A good hip-hop gig used to be a rare occurrence in Manchester, but over the past 12 months or so we have seen visits from some of the best underground MCs ever to grace the mic. In shows of various size and venue, there have been shows by Jedi Mind Tricks, MF Doom, Souls of Mischief and Del the Funky Homosapien amongst others. This welcome explosion of great live hip-hop is no better exemplified than a recent gig with the jaw-dropping line-up of Rakim, De la Soul, Mos Def & Talib Kweli (aka Blackstar).
I must admit that when I first saw this announced I called up many of my friends to scream down the phone about it. However the rather steep ticket price (£33) seemed to put even hardened fans off. As it turned out the gig was downsized from the Apollo to the Academy, and even then was only just over half-full. I believe it was also the poor advance ticket sales which meant the show came to Manchester without De la Soul, even though they had all performed in London the night before. Now although this was a huge disappointment, indeed some fans I spoke to had only come for De La Soul, they were the only act on the bill I had seen already, and also the act which frequents the UK most, so I'm not going to lament it too much that we were left with 'only' Rakim & Blackstar alongside local support from Murkage Cartel.
Murkage are a Manchester based electronic music collective, formed from the night of the same name. Dubstep, Grime, UK Funky & UK Garage all inform their brand of punk-rap. They have built up quite a following already and have received big support for their debut single 'Paperweight'. Their live show was like a hurricane, a relentless force of beats, basslines and four MCs truly going for it. The crowd, possibly more used to the laid back side of hip-hop, take a while to warm to these guys but by the time they exit the stage, I'd guess you could say they had made a fair few new fans.
After that truly-modern slice of rap we go back, way back, to a man whom many will have in their Top 5 MCs, and who is an influence on all the hip-hop ever made since (and anyone who says otherwise is a liar- straight up). Rakim, the Microphone Fiend, is in Manchester for the first time in over 15 years.
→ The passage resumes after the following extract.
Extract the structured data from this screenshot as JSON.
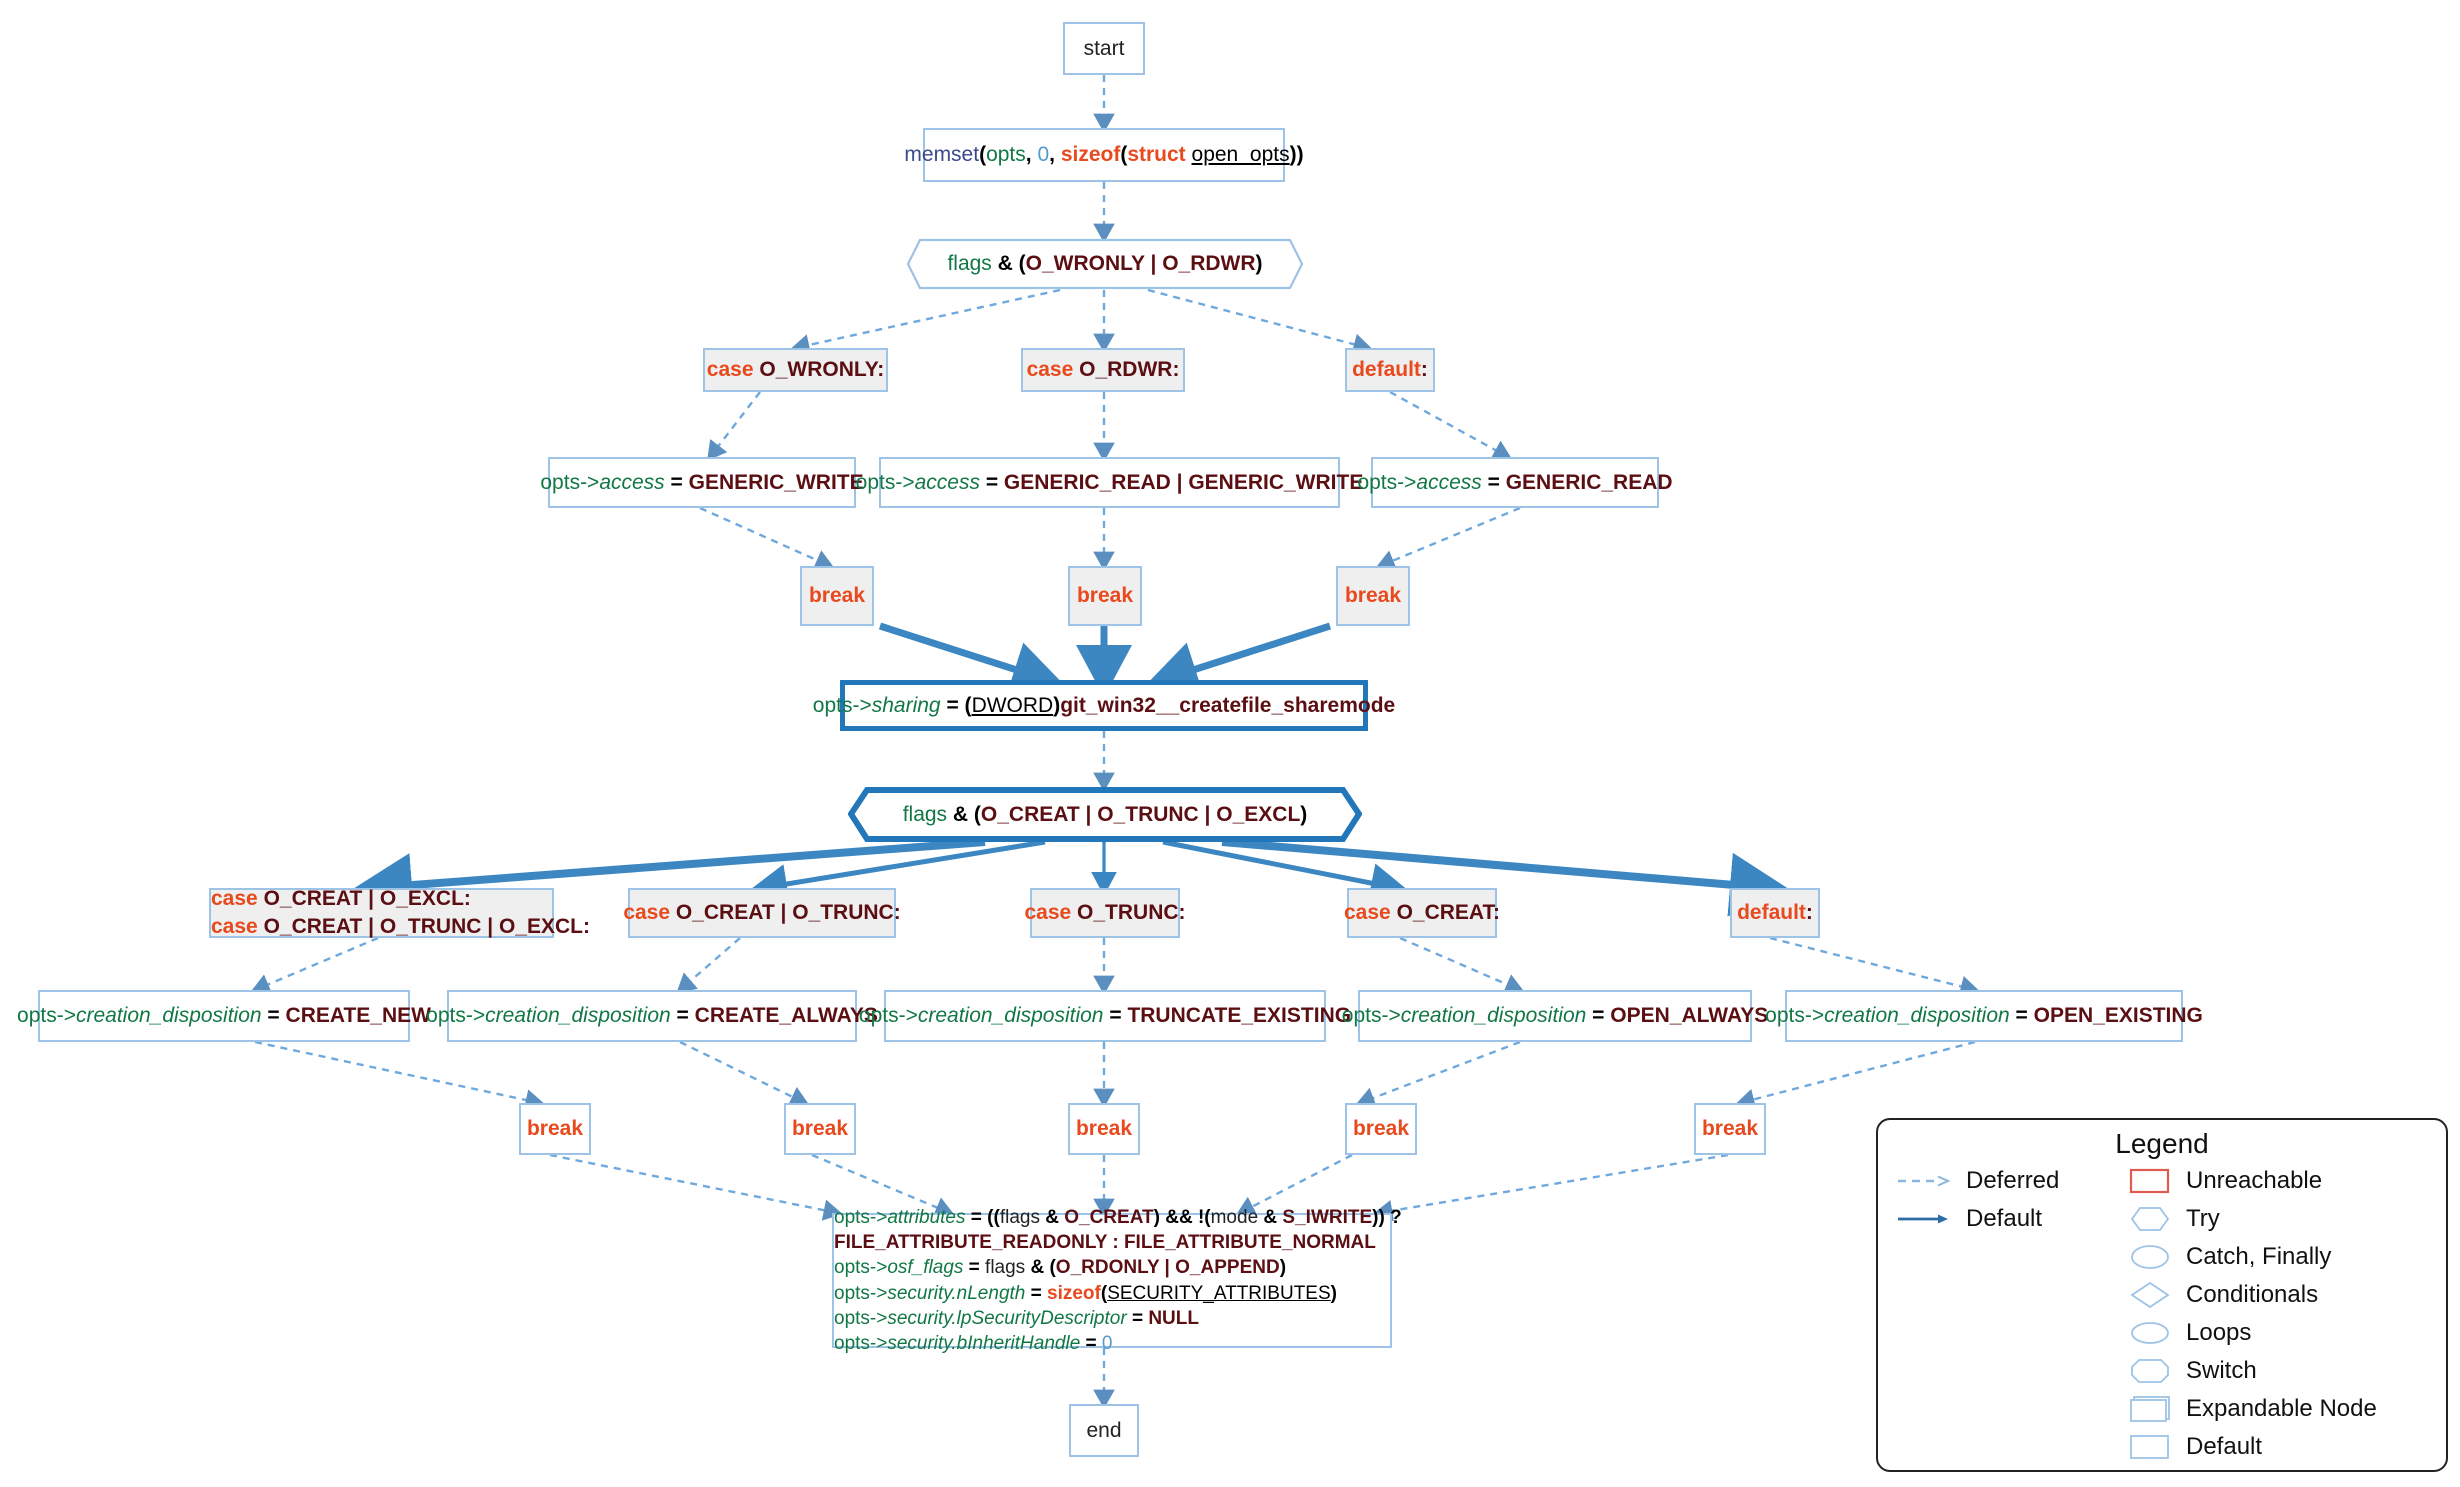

We learn later that he doesn't fly, so he got a boat over from the US for these shows! We're not here for stories though and Rakim doesn't let the fans down with his set. His flow is as slick and laid back as it is on a record, a true professional at work. He brings with him brand new material plus a lively 'left side vs right side' shouting battle, but what we’re all here for is the Eric B produced classics and we certainly get those too, 'I Ain't No Joke', 'You Know I Got Soul' and 'Paid In Full' all gracing the set-list. Altogether pretty hard to top!
If anyone could try and top a show like that, however, few would bet against Blackstar. Mos Def & Talib Kweli are both incredible artists in their own right, producing many classic tracks inflected with intelligence & social awareness, but when they come together a new kind of monster is produced. They bounce off each other effortlessly, as if two halves of the same mind. Classic hits from their debut LP like 'Definition' go down a storm. Newer cuts like 'Supreme Supreme' are just as well received, demonstrating both their lasting appeal and their fans dedication. We get solo songs from both artists, including a personal favourite in Kweli's 'Get By' (you remember, when Kanye West just kept quiet and produced great beats?). It is plainly obvious that these two are great friends and love performing together. It's only testament to their quality output when you think that they could have played on for hours and still managed to miss out one of your favourite tracks and, it has to be said that, while there's always going to be a 'I wish they'd have played...' in every fans head afterwards, this show leaves few stones unturned and remains a true demonstration of all that's great about hip hop.